An uptight and by-the-book cop tries to protect the outgoing widow of a drug boss as they race through Texas pursued by crooked cops and murderous gunmen.
Essential: a masterpiece of progressive rock music.
IKARUS were an early 6 piece Krautrock band who sang in English and featured sax, flute, clarinet, organ, piano and some strings besides the usual instruments. They just released this one album back in 1971, and it's interesting reading the lyrics to see how much they cared about the enviroment back then.
Michael Head, former frontman of the Pale Fountains and current co-leader along with his brother John – who is also a Strand – of Brit pop outfit Shack, turns in a stellar chamber pop performance with Magical World of the Strands. Head, who is no stranger to either classy, baroque pop or neo-psychedelia, has composed an album of gorgeously illustrated songs that are lushly orchestrated by a standard rock quartet augmented by a flutist (Leslie Roberts) and a string quartet. The result is an album that, while little known, is a classic, a masterpiece of modern chamber pop.
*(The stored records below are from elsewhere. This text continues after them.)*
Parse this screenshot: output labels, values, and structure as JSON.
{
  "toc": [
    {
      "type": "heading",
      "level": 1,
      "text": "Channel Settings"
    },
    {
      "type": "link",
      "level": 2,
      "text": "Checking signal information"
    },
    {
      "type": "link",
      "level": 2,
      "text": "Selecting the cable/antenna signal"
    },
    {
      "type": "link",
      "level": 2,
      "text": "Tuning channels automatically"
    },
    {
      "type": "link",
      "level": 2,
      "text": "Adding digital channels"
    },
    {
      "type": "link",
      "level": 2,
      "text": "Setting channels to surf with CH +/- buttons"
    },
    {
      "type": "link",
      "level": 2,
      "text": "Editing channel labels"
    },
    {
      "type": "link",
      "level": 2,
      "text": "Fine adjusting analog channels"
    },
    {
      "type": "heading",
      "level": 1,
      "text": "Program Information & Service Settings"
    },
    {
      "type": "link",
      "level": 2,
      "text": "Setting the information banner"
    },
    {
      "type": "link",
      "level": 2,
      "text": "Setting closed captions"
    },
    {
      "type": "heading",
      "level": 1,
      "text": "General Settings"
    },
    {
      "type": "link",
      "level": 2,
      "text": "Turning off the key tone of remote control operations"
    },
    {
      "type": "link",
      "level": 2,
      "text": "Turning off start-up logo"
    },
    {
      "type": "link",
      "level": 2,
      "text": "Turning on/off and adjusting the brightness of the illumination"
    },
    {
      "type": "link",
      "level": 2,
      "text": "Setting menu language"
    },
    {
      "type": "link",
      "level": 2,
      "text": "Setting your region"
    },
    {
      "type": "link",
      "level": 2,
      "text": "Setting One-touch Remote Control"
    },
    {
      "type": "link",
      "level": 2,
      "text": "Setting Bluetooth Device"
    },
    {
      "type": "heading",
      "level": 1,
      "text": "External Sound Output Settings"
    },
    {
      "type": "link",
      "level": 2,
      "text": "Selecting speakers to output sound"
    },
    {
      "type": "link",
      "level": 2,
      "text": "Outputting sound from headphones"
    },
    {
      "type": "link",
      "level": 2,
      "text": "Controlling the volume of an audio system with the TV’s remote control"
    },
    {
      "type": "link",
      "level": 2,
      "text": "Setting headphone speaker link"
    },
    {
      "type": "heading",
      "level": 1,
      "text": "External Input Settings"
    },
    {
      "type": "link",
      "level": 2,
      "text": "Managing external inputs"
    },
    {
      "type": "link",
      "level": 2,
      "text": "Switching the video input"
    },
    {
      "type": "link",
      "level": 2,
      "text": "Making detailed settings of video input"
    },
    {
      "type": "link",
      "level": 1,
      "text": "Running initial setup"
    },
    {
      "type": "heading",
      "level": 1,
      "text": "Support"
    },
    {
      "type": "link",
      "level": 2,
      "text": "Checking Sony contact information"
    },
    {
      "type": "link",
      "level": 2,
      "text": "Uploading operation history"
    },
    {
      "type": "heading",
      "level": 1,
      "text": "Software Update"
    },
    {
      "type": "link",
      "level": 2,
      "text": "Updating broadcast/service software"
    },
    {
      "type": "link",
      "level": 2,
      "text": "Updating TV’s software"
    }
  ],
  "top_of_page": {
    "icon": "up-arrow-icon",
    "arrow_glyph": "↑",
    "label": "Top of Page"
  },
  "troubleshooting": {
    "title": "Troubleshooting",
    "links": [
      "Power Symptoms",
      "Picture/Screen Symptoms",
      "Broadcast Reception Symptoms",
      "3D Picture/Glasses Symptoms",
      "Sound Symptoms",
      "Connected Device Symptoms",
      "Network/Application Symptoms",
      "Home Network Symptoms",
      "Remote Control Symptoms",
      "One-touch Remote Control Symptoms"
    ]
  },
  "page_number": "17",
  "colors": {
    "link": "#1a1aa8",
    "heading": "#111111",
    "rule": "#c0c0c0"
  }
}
In the decade that The Dear Hunter has existed, Casey Crescenzo, the mastermind behind the concept, has been nothing short of both prolific and creative. Now past the halfway point in this 6 part series, The Dear Hunter sounds more cinematic and opera-esque than ever, while still being very much a prog-rock listen at its core. At over 70 minutes and songs as long as 9 minutes, there’s a wealth of sounds here, including jazz, orchestral, dance and rock, and it isn’t uncommon for guitars to take a backseat to keys, flutes, trumpets, etc. If you’re a fan of Crescenzo’s harder moments, there’s enough here to keep you satisfied, but the classical and softer moments dominate and illuminate the album.